Sunday Independent 2021-06-27

The Sunday Independent is a weekly English-language newspaper. The Sunday Independent focuses on daily national, local and international national news and analysis. Its leader and opinion page offers a platform for readers to submit their views on topical news.

País:
South Africa
Língua:
English
Editora:
Independent Media Pty Ltd
Periodicidade:
Weekly
US$ 2,07
US$ 37,99
52 Edições

nesta edição

3 minutos
why losing the presidential ipad is no laughing matter

Wesley Diphoko wesley.diphoko@inl.co.za WHEN President Cyril Ramaphosa was called upon to speak at the Port of Cape Town, for a moment he froze and revealed how important his iPad was in his life. It was as if the president could not speak without the notes on the First iPad. What was it about the iPad that kept the president from delivering his speech, even though he knew his core message for the day? He was not concerned about the iPad itself but the data and information on the iPad. He knew that some State information, no matter how small (assuming he does not store everything in the Apple device), would be compromised. For many, the moment became the joke of the day, if not the week. However, it should be…

20210627_pic1001470802.jpg
2 minutos
s‌oft‌ ‌version‌ ‌of‌ ‌protection of personal information act ‌coming‌ ‌soon‌

Wesley Diphoko ON JULY 1, South Africans will be expected to adhere to the watered-down version of the Protection of Personal Information Act (Popia). The Information Regulator has extended the commencement date of the provision that requires organisations to obtain prior authorisation if they process certain categories of personal information. The commencement date of that provision is now February 1 next year. The section that has been extended is section 58(2), in relation to the section 57, which is Application for Prior Authorisation that now has a deadline of February 1 next year. This means that an organisation that is required to obtain prior authorisation from the Information Regulator does not need to suspend its processing of personal information during such time that the Information Regulator is processing its…

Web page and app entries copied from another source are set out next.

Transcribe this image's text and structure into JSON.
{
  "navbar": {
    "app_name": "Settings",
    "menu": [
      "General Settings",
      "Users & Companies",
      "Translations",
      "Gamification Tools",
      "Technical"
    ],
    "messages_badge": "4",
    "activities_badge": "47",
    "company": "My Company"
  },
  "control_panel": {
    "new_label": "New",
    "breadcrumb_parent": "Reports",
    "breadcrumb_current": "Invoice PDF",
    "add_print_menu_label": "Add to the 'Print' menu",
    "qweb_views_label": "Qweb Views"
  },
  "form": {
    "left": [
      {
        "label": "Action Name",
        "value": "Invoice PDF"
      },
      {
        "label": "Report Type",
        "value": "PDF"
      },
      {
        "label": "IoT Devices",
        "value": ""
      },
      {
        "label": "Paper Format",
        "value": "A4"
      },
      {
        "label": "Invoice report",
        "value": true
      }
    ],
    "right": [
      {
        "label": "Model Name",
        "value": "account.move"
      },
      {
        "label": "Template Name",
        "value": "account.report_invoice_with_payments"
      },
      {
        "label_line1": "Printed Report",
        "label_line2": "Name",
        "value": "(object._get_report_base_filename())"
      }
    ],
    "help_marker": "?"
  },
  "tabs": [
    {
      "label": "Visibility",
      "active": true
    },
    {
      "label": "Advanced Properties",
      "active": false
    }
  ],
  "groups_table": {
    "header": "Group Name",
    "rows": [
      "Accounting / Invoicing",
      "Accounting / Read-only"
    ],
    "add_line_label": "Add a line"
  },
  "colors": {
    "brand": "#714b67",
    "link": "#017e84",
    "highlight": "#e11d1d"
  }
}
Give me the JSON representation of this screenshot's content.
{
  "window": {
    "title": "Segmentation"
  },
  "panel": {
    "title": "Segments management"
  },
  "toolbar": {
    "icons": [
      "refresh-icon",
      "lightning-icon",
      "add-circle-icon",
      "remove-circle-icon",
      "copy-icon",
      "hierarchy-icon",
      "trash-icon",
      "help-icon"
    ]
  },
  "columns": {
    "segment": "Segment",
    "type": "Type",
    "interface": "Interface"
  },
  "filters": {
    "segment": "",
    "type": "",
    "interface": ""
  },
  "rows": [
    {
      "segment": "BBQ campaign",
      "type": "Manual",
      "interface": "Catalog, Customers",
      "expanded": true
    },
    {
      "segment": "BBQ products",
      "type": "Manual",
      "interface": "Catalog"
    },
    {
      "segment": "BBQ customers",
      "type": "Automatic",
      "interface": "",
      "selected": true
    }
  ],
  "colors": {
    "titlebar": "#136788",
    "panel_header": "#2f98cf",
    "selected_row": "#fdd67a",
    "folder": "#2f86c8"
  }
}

20210627_pic1001474584.jpg
1 minutos
sa crypto company defrauds investors microsoft launches windows 11 upgrade google launches its first physical store amazon goes after podcasting market

A South African cryptocurrency investment company, AfriCrypt, has allegedly defrauded about $3.6 billion (about R54bn) in investor funds, after the company said its trading system was “hacked”. A total of 69 000 bitcoins were stolen. Investors were told not to report the hack to law enforcement, which the founders claimed would slow the recovery process. Microsoft has officially announced the next version of its desktop operating system (OS) Windows 11. The new OS will be a free upgrade for Windows 10 users and will start rolling out soon. New in Windows 11, the company is introducing Snap Layouts, Snap Groups and Desktops to provide an even more powerful way to multitask. These are new features designed to help users organise their windows and optimise their screen real estate. Twenty-two…

20210627_pic1001609902.jpg
1 minutos
nigerian artists and entrepreneurs bank on crypto-art

Camille Malplat At only 29, Nigerian pop-artist Osinachi has sold paintings on Microsoft Word for several thousand euros, or the equivalent amount in “ether”, a cryptocurrency often used to buy digital art. One of his works, Becoming Sochukwuma, shows a black dancer wrapped in a tutu made of African fabric, dreadlocks tied in a bun, swirling on a computer screen. But what makes the painting truly unique is its endorsement with an NFT (Non-Fungible Token) – a set of data stored in a blockchain that is used as a certificate of ownership. The digital painting was sold in April for $80 000 (R1.1m) worth of virtual money on the crypto-art market, a growing business in Africa’s most populous country. Worldwide, NFTs, which serve as a unique identifier, has reassured…

20210627_pic1001610278.jpg
2 minutos
departure of three women marks the end of an era

Pali Lehohla In NOVEMBER 1982, I was appointed to the then Bophuthatswana statistics office. My first task was to prepare for the 1985 population census. Arriving in that homeland office were a young team of seven junior staff under the leadership of a white expert from Pretoria, Piet Bossert and the late Pericles Mothlabane who was the head of the organisation. The office was meant to compile statistics collected from businesses on imports and exports – the basis for financial transfers to the homeland under the regime of customs revenue. This was the main financing mechanism. Thirty-eight years later I am forced to look back at the journey because a number of those I started the organisation with are now retiring. As they leave office, what might I say, we…

2 minutos
small business tips for load shedding

Ben Bierman THE reintroduction of load shedding hit 49 percent of small business in South Africa, despite finding ways to work around it, the first quarter Business Partners Limited SME Index has found. The third annual State of Small Business report by Xero and World Wide Worx states that more than half of small business in South Africa have not yet adopted cloud technology because they cannot rely on a consistent and efficient flow of electricity or internet connectivity. In fact, almost 60 percent said the scheduled power outages posed a significant threat to their daily operations and revenue stream. A few guidelines on what to consider: Generator A generator might be able to keep you going when the lights go out, but have you considered insuring it? While generators…